- [Work instructions]: Keep only the lines of the data below that contain "small", and copy them.

- [Records provided]:
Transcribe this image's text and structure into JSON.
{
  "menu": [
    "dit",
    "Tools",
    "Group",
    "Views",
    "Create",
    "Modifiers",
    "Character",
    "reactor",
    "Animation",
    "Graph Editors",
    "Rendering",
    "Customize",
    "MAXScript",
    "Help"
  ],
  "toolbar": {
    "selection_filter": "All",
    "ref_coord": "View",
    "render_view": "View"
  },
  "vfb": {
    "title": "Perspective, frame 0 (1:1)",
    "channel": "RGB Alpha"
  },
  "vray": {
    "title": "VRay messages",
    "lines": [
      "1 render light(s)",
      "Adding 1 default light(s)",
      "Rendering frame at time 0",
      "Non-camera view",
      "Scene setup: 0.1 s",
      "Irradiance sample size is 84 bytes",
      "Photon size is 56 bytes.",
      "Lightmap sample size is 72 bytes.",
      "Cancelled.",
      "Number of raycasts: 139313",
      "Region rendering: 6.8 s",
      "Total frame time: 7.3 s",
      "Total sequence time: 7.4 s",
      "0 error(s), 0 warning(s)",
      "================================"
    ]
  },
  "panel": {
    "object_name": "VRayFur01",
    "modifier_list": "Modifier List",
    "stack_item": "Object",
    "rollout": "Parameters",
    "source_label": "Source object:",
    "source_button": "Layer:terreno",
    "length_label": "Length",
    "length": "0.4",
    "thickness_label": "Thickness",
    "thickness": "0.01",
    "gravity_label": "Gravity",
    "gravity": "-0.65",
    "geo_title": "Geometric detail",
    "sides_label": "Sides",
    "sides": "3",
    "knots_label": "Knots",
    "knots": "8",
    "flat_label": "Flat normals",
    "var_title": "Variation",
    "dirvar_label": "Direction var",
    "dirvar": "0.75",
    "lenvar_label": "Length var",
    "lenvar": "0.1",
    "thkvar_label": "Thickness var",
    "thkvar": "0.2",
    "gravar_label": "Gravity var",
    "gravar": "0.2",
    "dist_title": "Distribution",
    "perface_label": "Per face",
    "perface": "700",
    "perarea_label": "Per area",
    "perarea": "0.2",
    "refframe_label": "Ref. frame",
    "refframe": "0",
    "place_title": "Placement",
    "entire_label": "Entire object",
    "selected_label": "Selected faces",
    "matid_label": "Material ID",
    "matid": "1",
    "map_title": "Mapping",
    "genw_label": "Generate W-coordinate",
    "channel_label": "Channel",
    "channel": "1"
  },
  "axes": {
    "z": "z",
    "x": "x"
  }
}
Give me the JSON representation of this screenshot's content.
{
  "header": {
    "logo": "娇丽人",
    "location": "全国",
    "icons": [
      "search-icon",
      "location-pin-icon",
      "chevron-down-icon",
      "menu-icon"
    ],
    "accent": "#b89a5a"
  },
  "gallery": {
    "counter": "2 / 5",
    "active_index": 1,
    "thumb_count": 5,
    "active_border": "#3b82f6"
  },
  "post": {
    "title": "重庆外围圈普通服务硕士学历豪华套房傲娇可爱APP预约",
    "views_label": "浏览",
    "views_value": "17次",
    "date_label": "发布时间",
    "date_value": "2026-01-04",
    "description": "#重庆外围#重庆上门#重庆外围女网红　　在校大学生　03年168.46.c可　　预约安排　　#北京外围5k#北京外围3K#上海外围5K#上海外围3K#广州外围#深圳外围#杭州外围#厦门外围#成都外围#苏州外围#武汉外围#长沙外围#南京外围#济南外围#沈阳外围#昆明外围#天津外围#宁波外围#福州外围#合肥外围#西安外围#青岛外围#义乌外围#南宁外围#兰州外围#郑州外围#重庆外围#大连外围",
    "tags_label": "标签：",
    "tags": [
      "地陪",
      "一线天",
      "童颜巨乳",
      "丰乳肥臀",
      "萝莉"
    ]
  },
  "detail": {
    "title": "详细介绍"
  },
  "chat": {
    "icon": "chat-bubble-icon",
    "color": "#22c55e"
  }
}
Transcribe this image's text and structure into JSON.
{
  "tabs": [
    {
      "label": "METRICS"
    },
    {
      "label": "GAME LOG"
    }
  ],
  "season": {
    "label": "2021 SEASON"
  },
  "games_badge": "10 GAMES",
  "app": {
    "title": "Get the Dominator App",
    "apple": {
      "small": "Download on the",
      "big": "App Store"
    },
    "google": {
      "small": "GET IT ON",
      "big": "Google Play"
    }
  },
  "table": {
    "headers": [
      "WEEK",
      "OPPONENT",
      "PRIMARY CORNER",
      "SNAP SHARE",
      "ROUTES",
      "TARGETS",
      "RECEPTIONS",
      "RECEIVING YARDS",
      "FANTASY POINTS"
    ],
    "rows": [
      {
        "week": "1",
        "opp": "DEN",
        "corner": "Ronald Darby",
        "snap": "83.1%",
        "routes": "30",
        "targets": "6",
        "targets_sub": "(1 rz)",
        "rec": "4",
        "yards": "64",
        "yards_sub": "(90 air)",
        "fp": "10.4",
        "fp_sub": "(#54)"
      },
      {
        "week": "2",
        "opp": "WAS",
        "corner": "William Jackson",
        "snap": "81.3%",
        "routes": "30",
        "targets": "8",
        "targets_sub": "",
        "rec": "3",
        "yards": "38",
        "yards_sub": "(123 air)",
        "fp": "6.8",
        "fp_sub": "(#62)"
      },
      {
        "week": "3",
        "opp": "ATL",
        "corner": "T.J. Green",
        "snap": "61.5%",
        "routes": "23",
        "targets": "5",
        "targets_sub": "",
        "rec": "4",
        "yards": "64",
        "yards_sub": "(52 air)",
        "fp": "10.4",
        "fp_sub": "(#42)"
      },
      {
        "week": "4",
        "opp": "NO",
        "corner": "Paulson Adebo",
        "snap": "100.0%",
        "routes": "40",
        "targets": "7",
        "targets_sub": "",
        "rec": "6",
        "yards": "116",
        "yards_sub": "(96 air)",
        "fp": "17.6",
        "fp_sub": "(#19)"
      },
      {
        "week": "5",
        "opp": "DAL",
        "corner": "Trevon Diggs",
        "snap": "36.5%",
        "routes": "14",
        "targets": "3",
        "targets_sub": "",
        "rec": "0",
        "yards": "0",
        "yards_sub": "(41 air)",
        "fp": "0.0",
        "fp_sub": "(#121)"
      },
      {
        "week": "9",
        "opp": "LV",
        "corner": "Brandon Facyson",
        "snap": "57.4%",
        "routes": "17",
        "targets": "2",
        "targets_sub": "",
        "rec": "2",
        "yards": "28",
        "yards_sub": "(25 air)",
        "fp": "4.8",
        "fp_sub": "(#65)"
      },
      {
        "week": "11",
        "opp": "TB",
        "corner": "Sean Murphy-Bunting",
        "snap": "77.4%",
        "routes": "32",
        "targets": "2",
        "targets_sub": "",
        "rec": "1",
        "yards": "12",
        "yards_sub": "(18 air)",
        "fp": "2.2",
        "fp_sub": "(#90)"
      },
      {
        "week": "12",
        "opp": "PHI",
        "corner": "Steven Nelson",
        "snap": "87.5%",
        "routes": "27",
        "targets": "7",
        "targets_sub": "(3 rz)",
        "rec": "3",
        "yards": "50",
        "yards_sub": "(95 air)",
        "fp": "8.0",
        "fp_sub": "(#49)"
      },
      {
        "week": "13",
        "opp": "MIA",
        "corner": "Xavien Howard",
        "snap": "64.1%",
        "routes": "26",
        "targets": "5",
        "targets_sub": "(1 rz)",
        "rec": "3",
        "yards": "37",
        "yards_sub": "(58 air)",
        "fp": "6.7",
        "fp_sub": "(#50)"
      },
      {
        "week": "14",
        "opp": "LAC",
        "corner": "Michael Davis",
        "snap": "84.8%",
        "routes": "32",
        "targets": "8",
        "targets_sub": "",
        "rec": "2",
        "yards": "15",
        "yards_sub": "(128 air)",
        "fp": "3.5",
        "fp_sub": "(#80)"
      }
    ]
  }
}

- [Solution to this exercise]:
      "small": "Download on the",
      "small": "GET IT ON",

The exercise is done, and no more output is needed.